BLUEPRINT FOR THE FUTURE
The Brisbane facility serves DSM’s blueprint for its future as far as biopharmaceutical production for its clients. Not only does the facility field current industry standard technologies, DSM has integrated its own innovative and proprietary technologies including its XD process technology and Rhobust direct capture downstream technology. Systems that optimize bioprocess manufacturing processes; driving down cost and processing times. Maddalo says DSM’s proprietary techniques and technologies can cut out several processing steps, and for that reason, earn its state-of-the-art credentials. According to DSM, its XD cell culture technology achieves 5 to 15 times higher product output than standard processes, producing very high cell densities while retaining high cell viability and consistent quality.

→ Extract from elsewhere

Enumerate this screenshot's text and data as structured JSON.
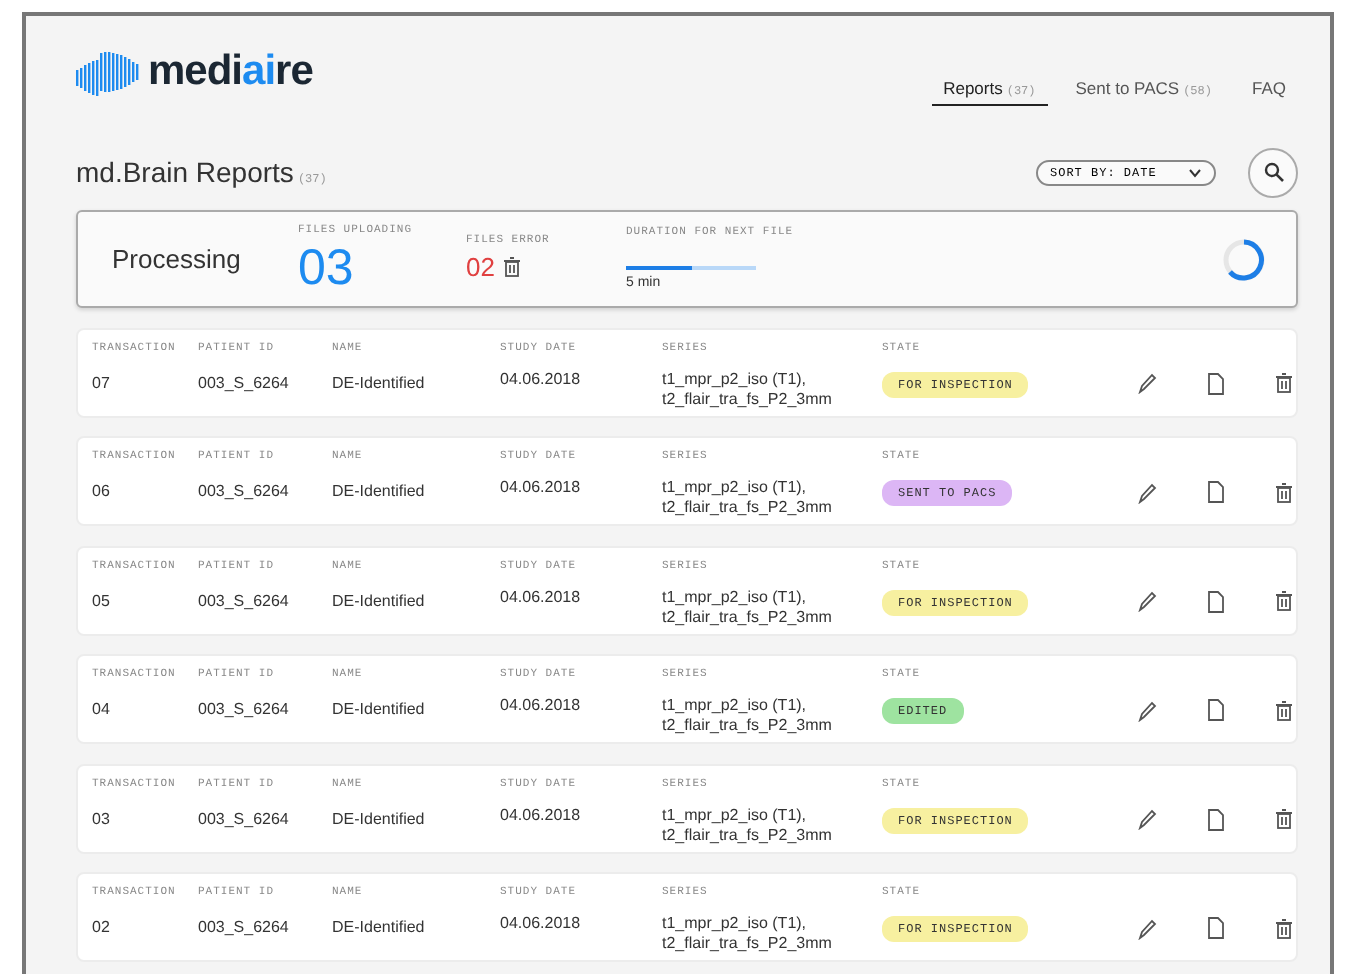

Offering what DSM characterizes as state-of-the-art upstream process development services, the Brisbane facility features 100% single-use upstream equipment, 250 to 2,000 liter fed batch, 50 to 500 liter XD capacity, 50 to 250 liter perfusion capabilities and advanced pre-culture/seed train that includes shake flask and wave bioreactors (2, 20 and 50 liter). Downstream, Brisbane offers customers three separate DSP suites, output up to 10 kilograms per batch, separate buffer preparation suites for crude and final fill buffers, and single-use and multiple-use Dead-End, TFF, micro and nano filtration capabilities. Lastly DSM offers column and membrane chromatography and UF/DF, VF and NFF filtration along with its Rhobust and standard clarification systems.
Tying all of it together, says Maddalo is a tightly integrated and pervasive automation system. For example, says Maddalo, “We have the building management control system and everything else we do while in the building goes through the server, and to the engineering department. If you’re running a run, you can actually check the run, check the reactors. You can check any process through the monitoring system, which is nice as now we have all the reactors and the transfer stations, all monitored by the automation systems. This gives us the flexibility to monitor our work in the office or from home, via mobile devices. Operators welcome this ease of use, as well as someone like the site manager, who can actually check it from home or while traveling as we made sure to build in that capability.” Of course, DSM maintains robust data security through a virtual private network to assure data and process information is protected.
Maddalo, along with DSM, is justifiably proud of its new Brisbane operations. “It took a lot of work. This large-scale capital project we’ve done — on time and on budget — it took people in Europe, Australia, United States and China to make this particular project a reality. A lot of work was done by virtual meetings almost 24 hours around the clock. It was also a very active engineering exercise. The team did a really, really good job.”